The Cultural Heritage Administration’s Grand Royal Culture Festival held its first offline opening ceremony in three years, illuminating Gwanghwamun and holding a large-scale show at Heungnyemun Square inside Gyeongbok Palace, May 10.
The festival, which is jointly organized by the Royal Palace and the Tombs Center of the Cultural Heritage Administration and the Korea Cultural Heritage Foundation, became a biennial festival last year. This year’s spring edition kicked off last week under the theme “Narye and Yeonhui” and will run until May 22.Naryerefers to the rite aimed at warding off evil spirits and “Yeonhuirefers to the performing arts.
To ensure that such a pandemic never affects the world again, a modern version of a royal court ritual to ward off evil spirits and invite good fortune, known as Gunahaengbased on a poem written by scholar Yi Saek of the Goryeo dynasty (918-1392), was performed.
Until May 22, a total of 34 programs will be held at five palaces in central Seoul, as well as Jongmyo Shrine.
The popular meditation program “Simkung, Shuimgung” is back this year in the five palaces. Visitors will have the opportunity to have the unique experience of meditating on a yoga mat on beautifully manicured lawns inside the palaces while enjoying the cool spring breeze (weather dependent). The program requires you to reserve a spot, but you can participate in the meditation on site if you bring your own mat.
If you want to participate in a parade, Gunahaeng is for you. Different traditional street art performances such as gilnori, panorama and a tiger dance were combined with electronic dance music. The parade will start at 11:30 a.m. at Gyeonghui Palace on May 20, at noon on May 21 at Deoksu Palace and at 12:30 p.m. on May 22 at Changgyeong Palace. The parade will last one hour.
For those who are still reluctant to find themselves in the crowd, the festival has organized five online programs. The artist featured in “An Artist’s Beloved Palace” is violist Richard Yongjae O’Neill. O’Neill was recorded performing Schubert’s “Du bist die Ruh, D776” at Gyeongbok Palace’s Jibokjae Hall and the video was released on May 10 on YouTube and the festival’s official website.
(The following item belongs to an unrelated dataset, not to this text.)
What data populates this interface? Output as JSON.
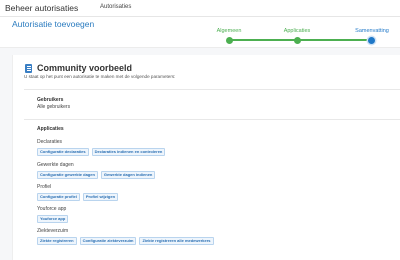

Unlike previous editions during the pandemic, many programs can be enjoyed without any reservations, although some are still compulsory. For more information, visit www.royalculturefestival.org.
BY YIM SEUNG-HYE [[email protected]]